* [Record excerpts]:
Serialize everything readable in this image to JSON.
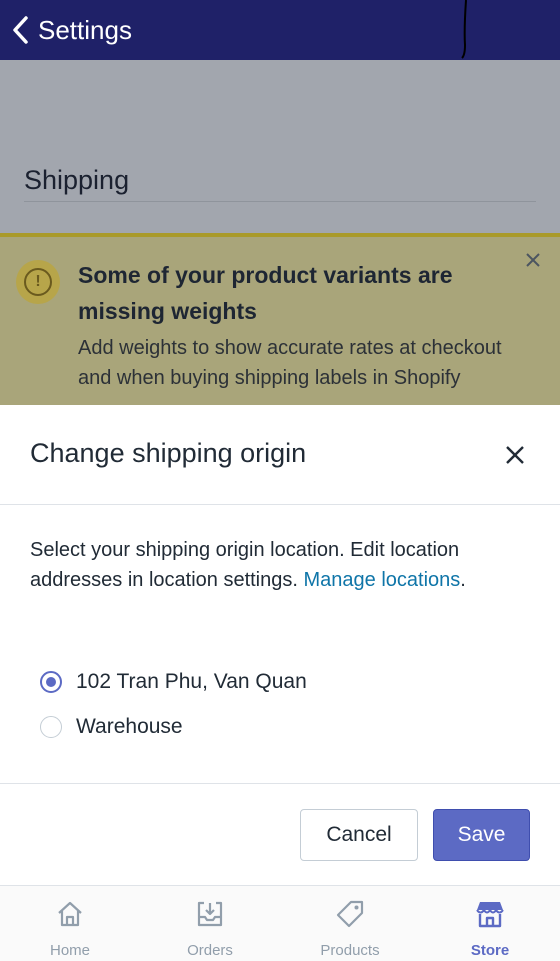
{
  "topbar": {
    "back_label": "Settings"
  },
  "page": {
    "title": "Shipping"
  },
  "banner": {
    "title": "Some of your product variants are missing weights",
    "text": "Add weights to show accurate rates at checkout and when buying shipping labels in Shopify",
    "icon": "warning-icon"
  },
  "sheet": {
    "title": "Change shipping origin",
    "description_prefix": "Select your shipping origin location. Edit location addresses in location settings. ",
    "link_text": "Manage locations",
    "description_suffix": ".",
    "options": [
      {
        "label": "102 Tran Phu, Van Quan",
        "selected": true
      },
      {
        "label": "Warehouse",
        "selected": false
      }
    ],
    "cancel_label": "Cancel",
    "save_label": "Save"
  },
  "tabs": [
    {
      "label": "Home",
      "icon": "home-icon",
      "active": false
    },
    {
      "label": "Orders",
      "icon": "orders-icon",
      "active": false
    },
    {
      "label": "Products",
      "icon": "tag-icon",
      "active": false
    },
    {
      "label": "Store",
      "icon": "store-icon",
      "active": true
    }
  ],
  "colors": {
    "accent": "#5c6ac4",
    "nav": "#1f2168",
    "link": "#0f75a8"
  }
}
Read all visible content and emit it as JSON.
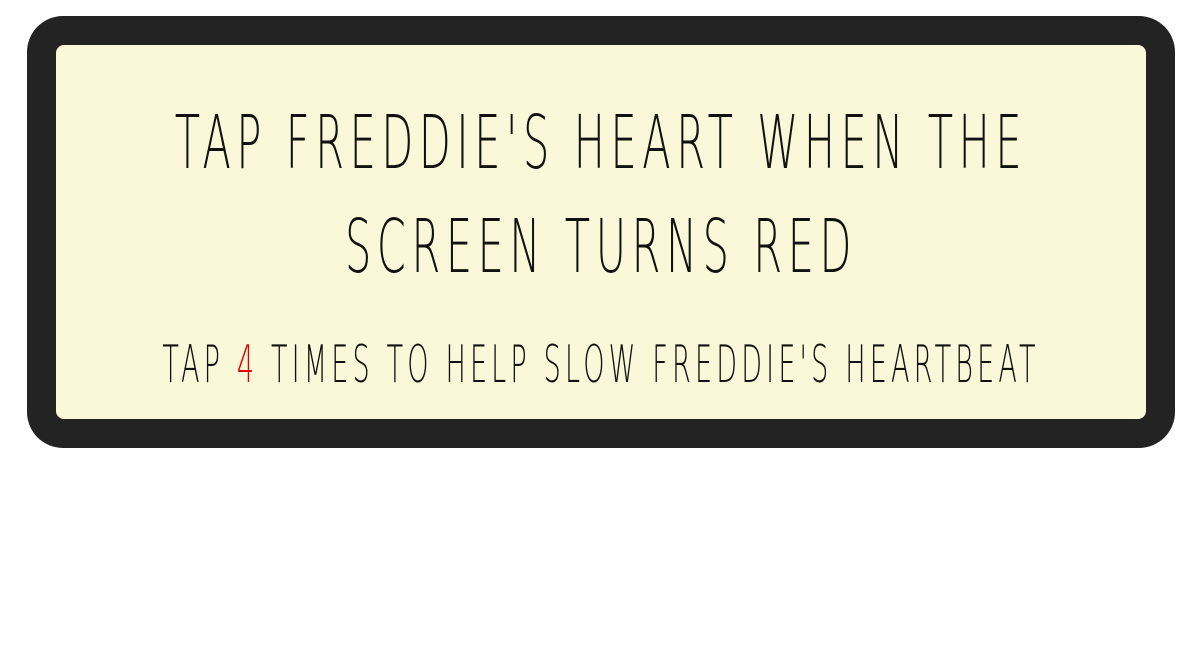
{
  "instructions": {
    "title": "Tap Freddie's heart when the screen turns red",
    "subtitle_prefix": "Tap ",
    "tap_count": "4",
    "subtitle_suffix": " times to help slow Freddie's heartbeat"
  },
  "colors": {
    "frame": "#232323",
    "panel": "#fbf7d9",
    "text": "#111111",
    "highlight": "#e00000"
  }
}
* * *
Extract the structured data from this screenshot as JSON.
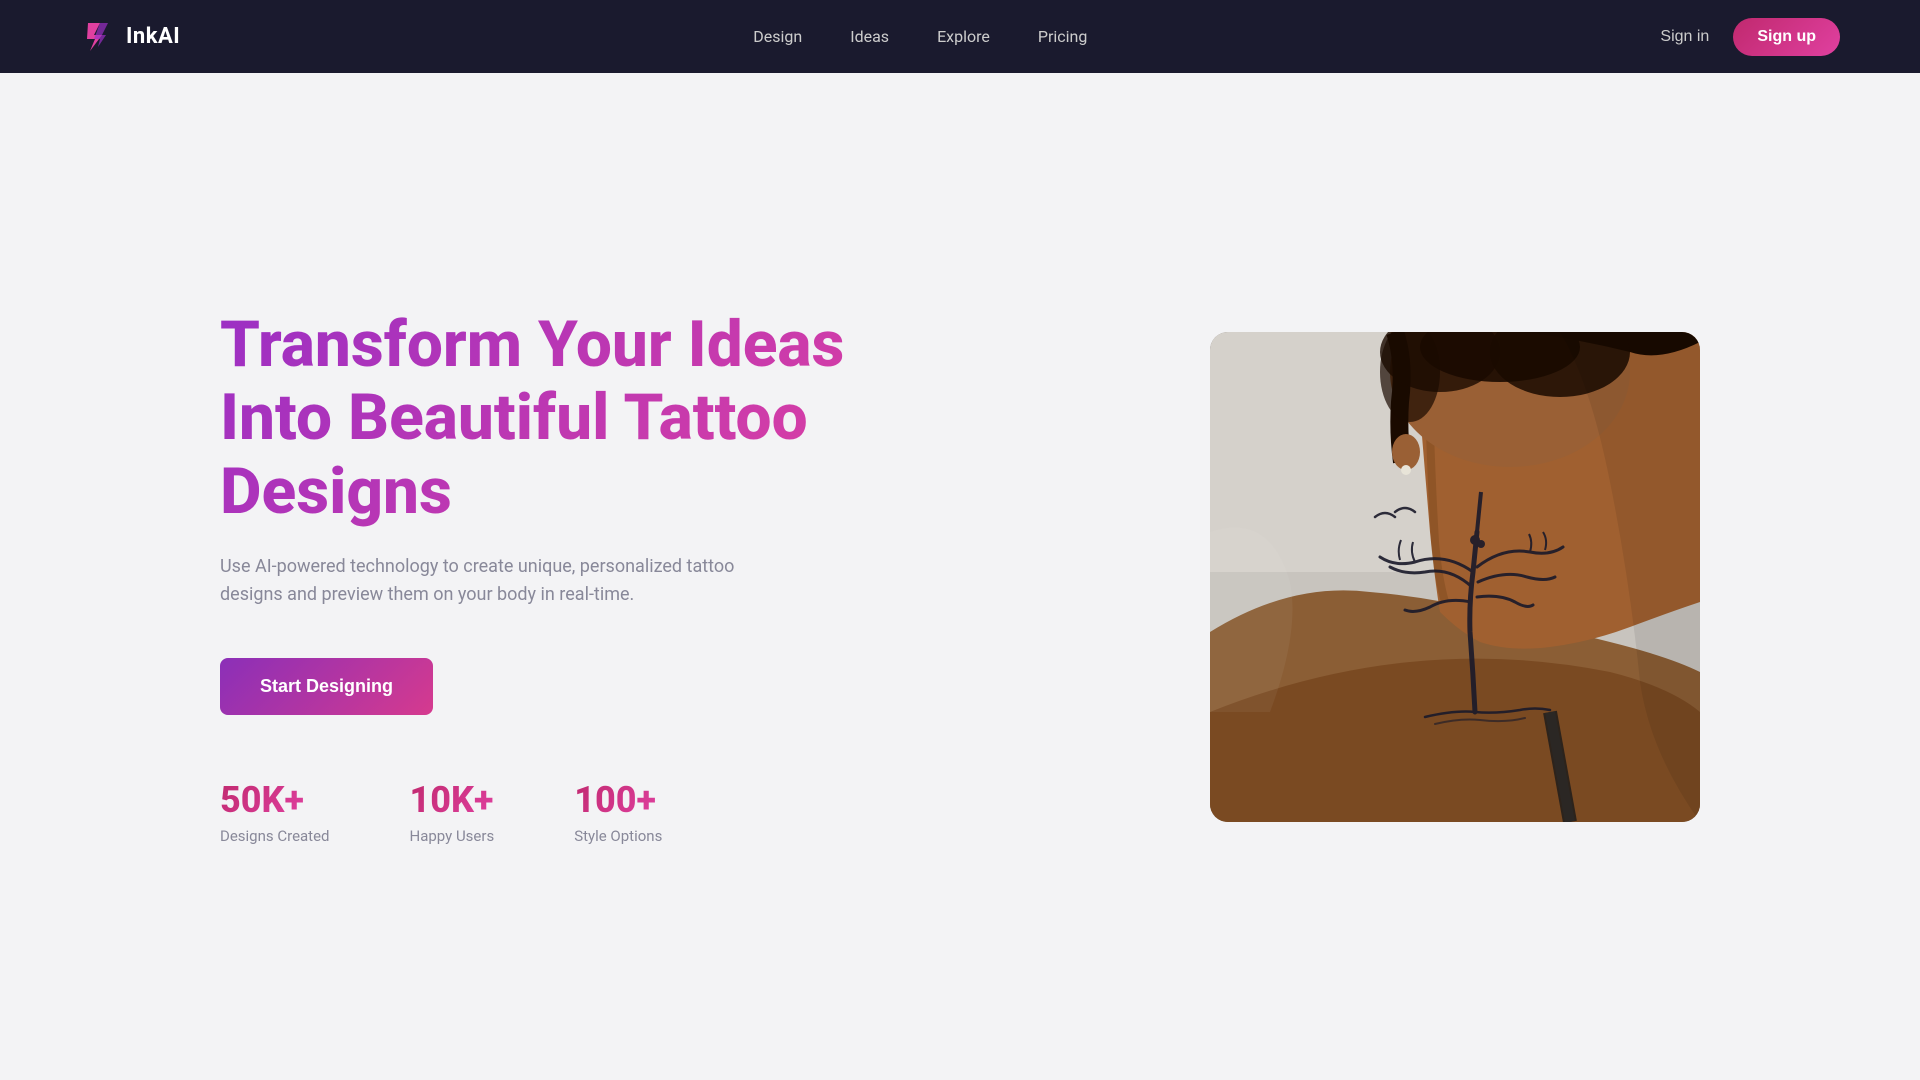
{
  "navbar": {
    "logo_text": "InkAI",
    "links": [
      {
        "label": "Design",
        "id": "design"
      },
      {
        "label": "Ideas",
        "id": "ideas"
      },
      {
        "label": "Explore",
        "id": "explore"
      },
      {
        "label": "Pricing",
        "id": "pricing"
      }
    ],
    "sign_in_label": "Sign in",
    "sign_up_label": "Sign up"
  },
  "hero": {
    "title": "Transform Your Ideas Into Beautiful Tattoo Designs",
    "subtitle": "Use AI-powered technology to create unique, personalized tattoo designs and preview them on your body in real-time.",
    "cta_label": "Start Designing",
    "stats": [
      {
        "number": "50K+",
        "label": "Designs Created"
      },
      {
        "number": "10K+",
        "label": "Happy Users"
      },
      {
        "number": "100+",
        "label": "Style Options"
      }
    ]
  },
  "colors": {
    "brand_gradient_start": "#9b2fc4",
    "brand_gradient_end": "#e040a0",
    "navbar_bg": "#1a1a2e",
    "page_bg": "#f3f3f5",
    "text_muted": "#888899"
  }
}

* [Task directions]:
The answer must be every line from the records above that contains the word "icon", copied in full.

* [Written response]:
    "icon": "warning-icon"
      "icon": "home-icon",
      "icon": "orders-icon",
      "icon": "tag-icon",
      "icon": "store-icon",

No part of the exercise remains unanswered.